Congratulations to Pranay Kotasthane and RSJ on a well deserved century over at Anticipating the Unanticipated. It is one of the best newsletters out there on matters related to public policy, and I would strongly encourage you to subscribe, in case you haven’t already.
And to borrow a metaphor from cricket commentary, they brought up their century in style, with a fascinating piece about the Bombay Prohibition Act of 1949:
The notorious Bombay Prohibition Act of 1949 was passed when Desai was the state’s Home Minister. To enforce the ban, the government created elaborate compliance machinery, misdirecting the limited policing capacity towards apprehending tipplers instead of protecting victims of other crimes. By the time this act was watered down in 1964, more than four lakh people had been convicted under Prohibition!https://publicpolicy.substack.com/p/100-intoxicating-eardrops-
The paragraph I excerpted this from begins by saying that the BPA is rather well known, but I must have missed the memo. 4 lakh people – convicted for alcohol consumption. Because, of course, that was the most pressing issue facing a newly independent India: alcohol consumption. Pah.
Please, I implore you, read the entire post to understand how markets work when faced with arbitrary supply constraints in the face of palpable demand. (And a note to Pranay and RSJ: I’m dying a little, because for me, the perfect title for the post would have been Sharaabi Aankhein Gulaabi Chehra)
The post goes on to speak about another piece of genius policy regarding the “sale and holding” of gold, and the impact it had on status within Indian society. I often joke in classes on introductory economics about how Bollywood filmmakers needed unemployment benefits because “ismugglers” as a tribe began to dwindle post liberalization.
Or put another way, there’s a reason the title had to be “Once Upon A Time in Mumbai“.
The post also refers to another excellent blog worth following, written by Nitin Pai, and shows this graphic:
I’d only add one thing here – the second last level (“Unscrupulous and corrupt people become role models because they are successful”) is actually an even bigger problem, because interventions such as bans (and others, to boot: read the whole post) also stop honest people from being successful.
Put another way, Deewar is a great movie, but also a problematic one, because the audience’s Walter Mitty moments were related to Vijay, not Ravi.
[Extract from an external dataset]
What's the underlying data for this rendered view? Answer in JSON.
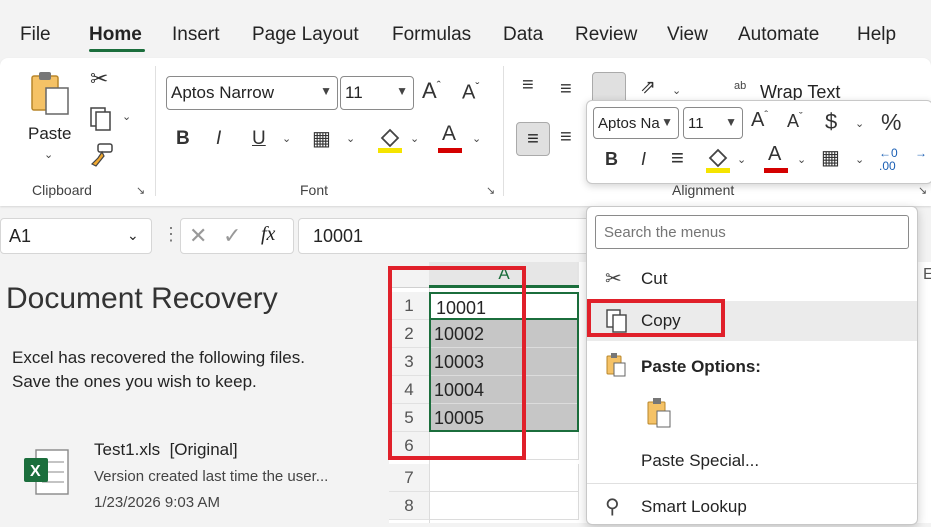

There is much more in the 100th post, including a rant on education which I wholeheartedly agree with, but we’ll leave that for another day. Once again, congratulations to Pranay and RSJ, and here’s to the double century: cheers!